Over the summer months, all attention will be focused on a more precarious world economic outlook.
Three problem areas need resolution:
1) means must be found to deal with the fiscal debt problems of so-called “peripheral” nations in Europe (Greece, Portugal, Ireland, etc.);
2) first steps are needed to straighten out the government’s finances in Washington while avoiding a hard crash into the legislated debt ceiling;
and 3) China’s overheating economy should be cooled through restrictive monetary measures, but these mustn’t be so severe as to bring on a hard landing.
There is one key question for the moment. Is the current slowdown a temporary aberration or a sign of worsening conditions to come longer term?
In May, the purchasing managers’ index (PMI) of the Institute of Supply Management in the U.S. suffered a large drop, from 60.4% to 53.5%.
That led to worries about an imminent end to the long period of expansion in the U.S. manufacturing sector.
Thankfully, the June PMI result allayed the concern.
In the latest month, the ISM’s gauge made a turnaround and moved back up to 55.3%.

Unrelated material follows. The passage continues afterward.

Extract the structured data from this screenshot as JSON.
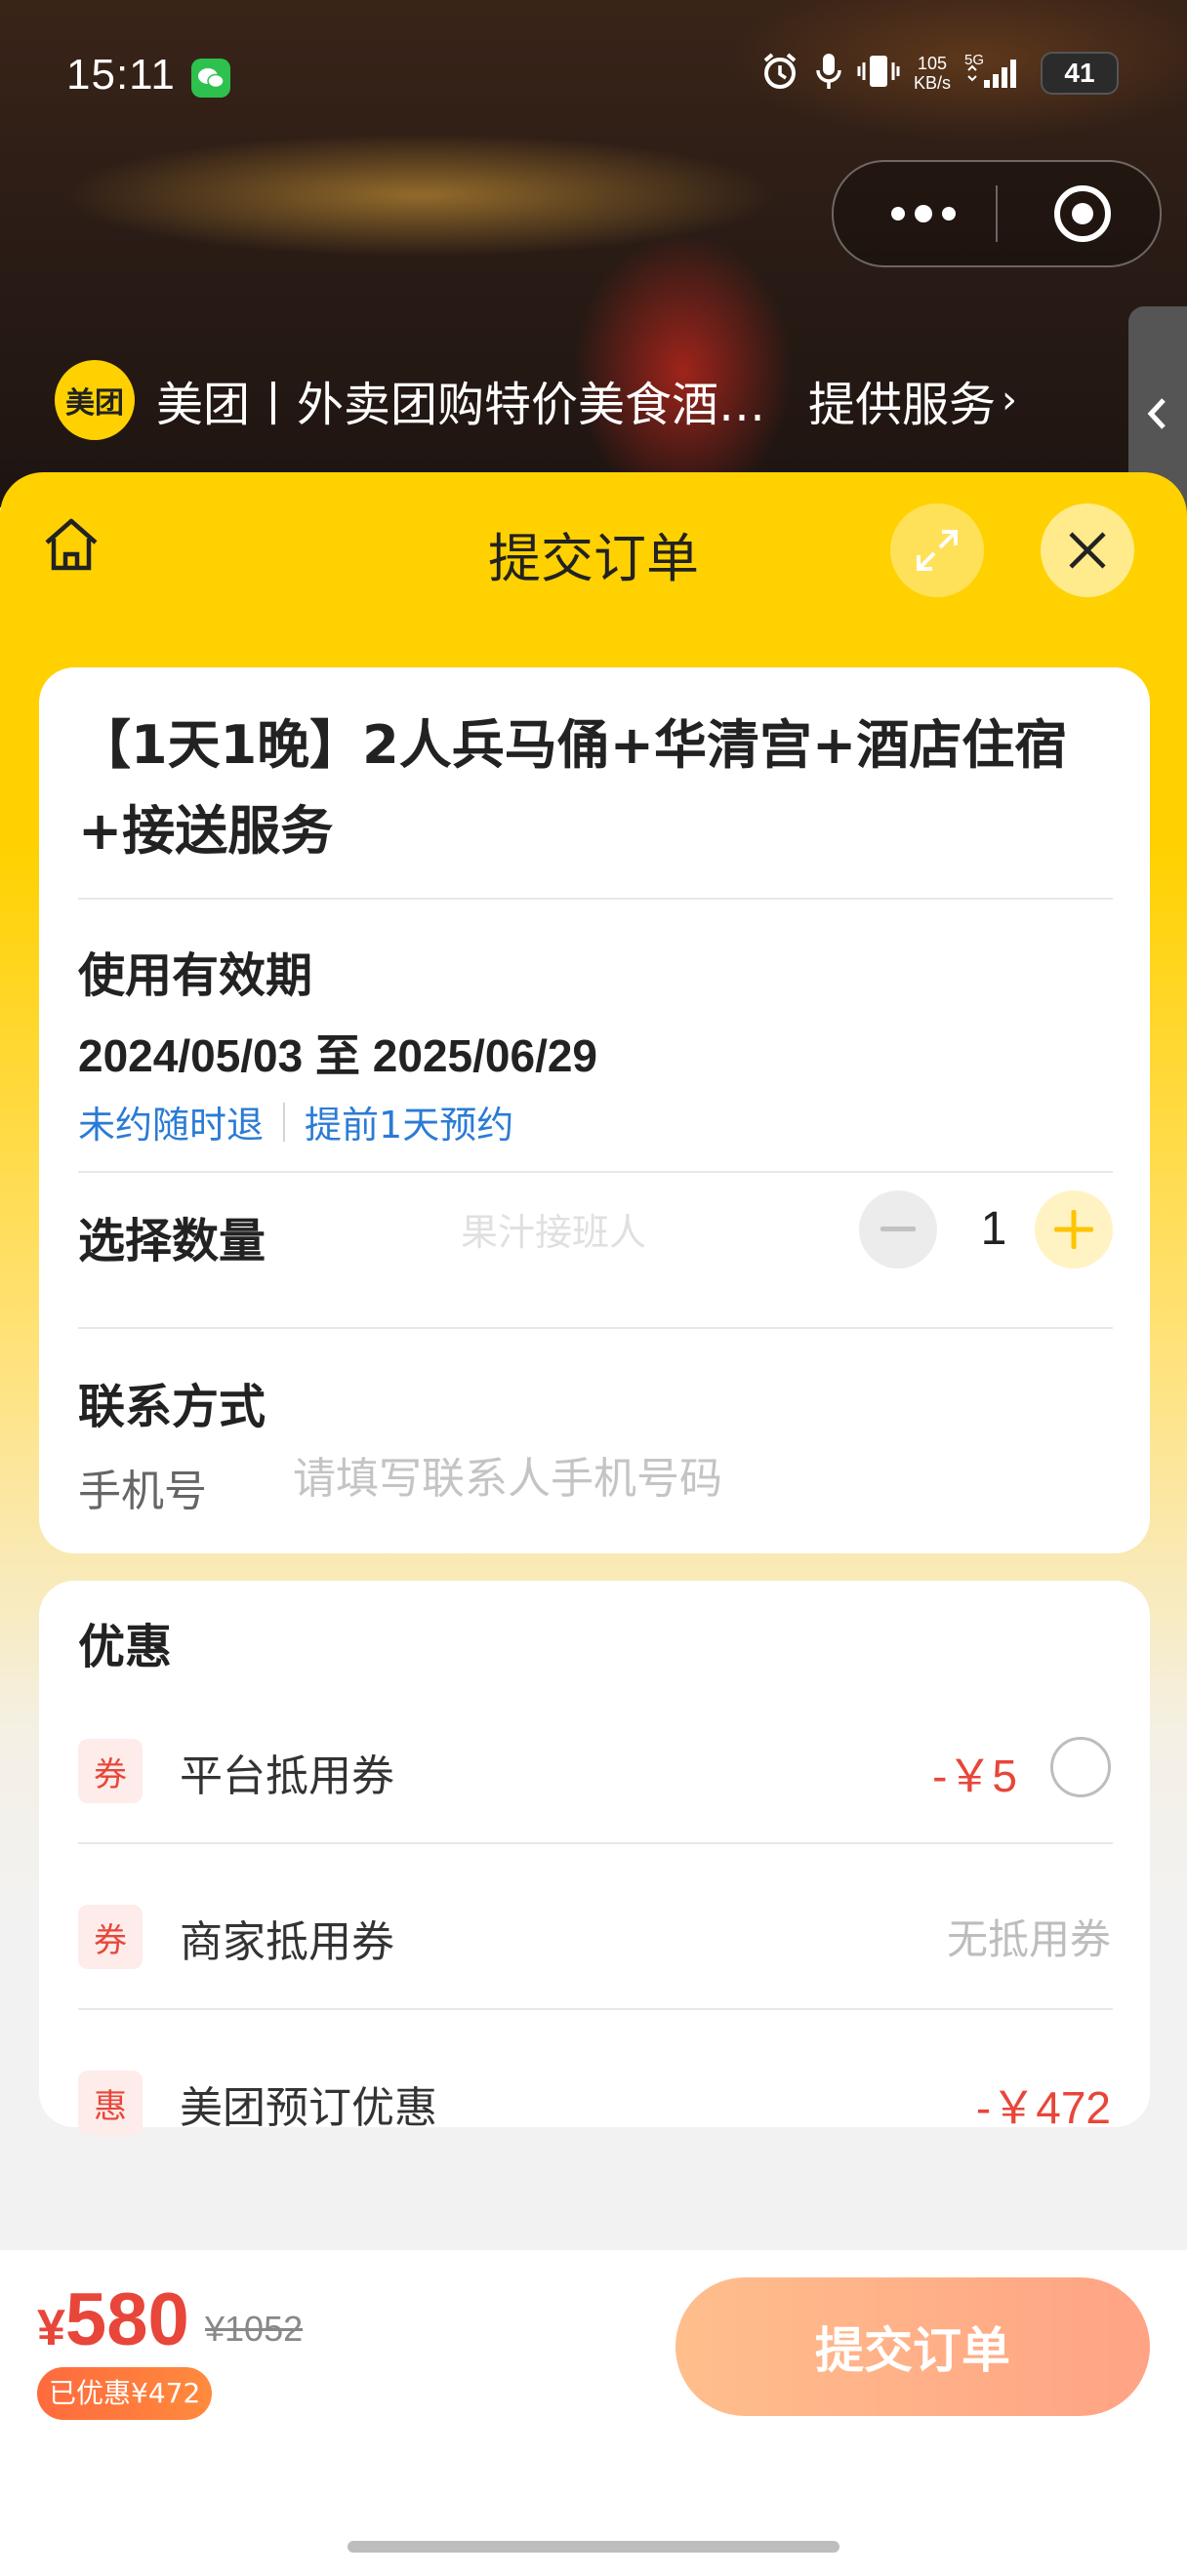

A PMI reading in excess of 42.5% but below 50.0% means the whole economy is expanding but manufacturing is still lagging. Above 50.0%, both the economy and manufacturing are growing.
According to the ISM, a PMI level of 53.5% has historically corresponded with “real” (i.e., after inflation) gross domestic product (GDP) growth of 4.5%.
This confirms what many analysts have been saying. Industrial output in spring through early summer of this year was adversely affected by the after-effects of the tsunami in Japan.
Factories north of Tokyo were damaged and ports left unable to function for several months.
Parts shortages in cars, electronics and a range of components caused production cutbacks that held back growth in many nations, not just Japan. That’s because supply chains have become international in scope.
The PMI is a composite of five diffusion indices (i.e., positive minus negative survey responses on new orders, production, employment and so on) for the manufacturing sector.
With the latest PMI result, the U.S. economy has been expanding for 25 straight months and manufacturing for 23.
Japanese rebuilding efforts are beginning to accelerate. This will pull in products and services from around the world, but the closed nature of the Japanese economy will limit the gains to less than they might otherwise be.
In a catch-up move, Japanese industrial production in May rose at its fastest pace in more than 50 years. Much of this was delayed fulfillment of orders and inventory rebuilding.
Looking further ahead, Japanese exporters would like greater assurance there will be a strong international marketplace in which to sell their goods.
They’ll have to wait and see like the rest of us.
The latest initial jobless claims report in the U.S., for the week ending July 2, provided a continuation of the mediocre numbers being reported since early spring.
The level of first-time unemployment insurance seekers fell by 14,000 but at 418,000, it remained resolutely higher than it should be if significant cuts to the unemployment rate are to be achieved.
For Canada, in this period of overall uncertainty about the world outlook, it’s important to keep an eye on home prices.
They will serve a role similar to the canary in the mine shaft, in terms of warning about a possible poisoning of the atmosphere.
Confidence in the future is closely tied to the housing sector. As long as home values are increasing, that’s a sign employment and incomes are being sustained.
On this score, Statistics Canada’s latest new housing price index results are soothing. The overall index rose 0.4% from April to May, which was even faster than in the previous period (+0.3%).
On a year-over-year basis, new home prices in Canada were +1.9% in the latest month, made up of “house only” at +2.0% and “land only” at +1.7%.
With respect to cities, the top year-over-year gainers were: St. John’s, +4.7%; Toronto, +4.3%; Winnipeg, +4.1%; Kitchener-Cambridge-Waterloo, +3.8%; Montreal, +3.6%; and Regina, +3.4%.
Six urban centres recorded year-over-year declines in new home prices, with the three most dramatic drops coming in Windsor (-4.4%), Victoria (-1.7%) and London (-1.3%).